Here he reached the position of Assistant to the President in charge of Long Range Planning. This position provided the broad perspective of the technical world that permitted him to declare, after his “rst experience with LSD in 1956, that LSD was
the most important discovery of mankind. He consequently made the decision to devote his primary energy to discovering and exploring the potential of psychedelic substances. In 1960, Myron founded the International Foundation for Advanced Study
(IFAS) in Menlo Park, California, where research with LSD and mescaline was conducted for three and a half years, processing some 350 subjects and resulting in six professional papers, including a landmark investigation of the application of psychedelics to creativity. After the FDA revoked all permits for research with psychedelics in 1965, Myron began studying how the knowledge of psychedelics can be employed to deepen meditation practice and achieve personal realization. Myron accurately perceived psychedelics as a valuable tool on the path to self-realization and wholeness, but definitely not the only or !nal tool. His inner work through meditation, as well as his many papers and books, react this understanding and his ongoing search for self-discovery and the divine within.

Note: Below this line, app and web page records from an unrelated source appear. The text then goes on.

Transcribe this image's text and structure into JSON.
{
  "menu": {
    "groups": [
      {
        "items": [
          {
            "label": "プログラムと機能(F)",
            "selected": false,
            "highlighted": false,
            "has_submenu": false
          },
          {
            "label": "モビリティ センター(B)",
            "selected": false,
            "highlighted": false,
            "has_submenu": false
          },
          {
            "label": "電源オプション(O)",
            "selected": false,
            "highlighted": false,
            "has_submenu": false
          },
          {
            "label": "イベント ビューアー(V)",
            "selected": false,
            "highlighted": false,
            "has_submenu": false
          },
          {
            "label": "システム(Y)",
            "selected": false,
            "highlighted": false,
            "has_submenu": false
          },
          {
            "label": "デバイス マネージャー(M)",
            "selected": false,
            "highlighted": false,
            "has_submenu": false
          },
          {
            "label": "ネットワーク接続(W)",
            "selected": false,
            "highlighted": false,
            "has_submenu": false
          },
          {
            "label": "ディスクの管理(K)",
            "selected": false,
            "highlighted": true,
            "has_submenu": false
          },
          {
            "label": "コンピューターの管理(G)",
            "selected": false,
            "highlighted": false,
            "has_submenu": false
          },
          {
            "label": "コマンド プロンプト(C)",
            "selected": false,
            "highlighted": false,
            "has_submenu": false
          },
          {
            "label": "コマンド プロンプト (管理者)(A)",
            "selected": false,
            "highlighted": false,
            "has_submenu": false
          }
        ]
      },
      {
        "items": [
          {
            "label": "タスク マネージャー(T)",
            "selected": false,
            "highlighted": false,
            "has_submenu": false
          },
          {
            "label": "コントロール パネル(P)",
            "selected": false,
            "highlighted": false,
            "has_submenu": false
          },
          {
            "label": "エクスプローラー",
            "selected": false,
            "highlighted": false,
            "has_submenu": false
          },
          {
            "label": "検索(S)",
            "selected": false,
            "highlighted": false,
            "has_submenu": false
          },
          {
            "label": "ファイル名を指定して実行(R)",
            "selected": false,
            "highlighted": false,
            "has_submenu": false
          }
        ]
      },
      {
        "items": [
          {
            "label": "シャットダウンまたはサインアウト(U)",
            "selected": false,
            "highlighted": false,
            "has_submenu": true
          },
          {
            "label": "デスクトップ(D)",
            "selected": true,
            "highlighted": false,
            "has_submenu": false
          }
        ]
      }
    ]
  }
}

Some of this inner work included hiking and climbing in his beloved High Sierra. Myron and his wife Jean lived in the quaint township of Lone Pine, Calif., at the base of magnificent Mt. Whitney. Surrounded by the hauntingly beautiful high desert and the Sierra crest, Myron, Jean, and their delighted friends would take daily hikes and occasional extended forays into the back country wilderness, where they would enjoy the mountain air and wax philosophic.
The esteemed Jon Hanna of erowid.org writes, “On January 28, 1978, Myron took MDMA for the first time. The experience produced a ‘marvelous euphoria’ and was a ‘wonderful introduction’ to the compound, which was not illegal at the time. Myron quietly began personal investigations into the effects of these drugs, until the Controlled Substance Analogue Act of 1986 put a damper on that research as well. After this, Myron shifted more focus onto his meditation practice…and soon he joined the Board of Directors for The Albert Hofmann Foundation, which had formed in 1988.” Besides his work with the Hofmann Foundation, Myron also served as a consultant to the He#ter Research Institute and was on the Board of Advisors for the Center for Cognitive Liberty and Ethics. Subsequently,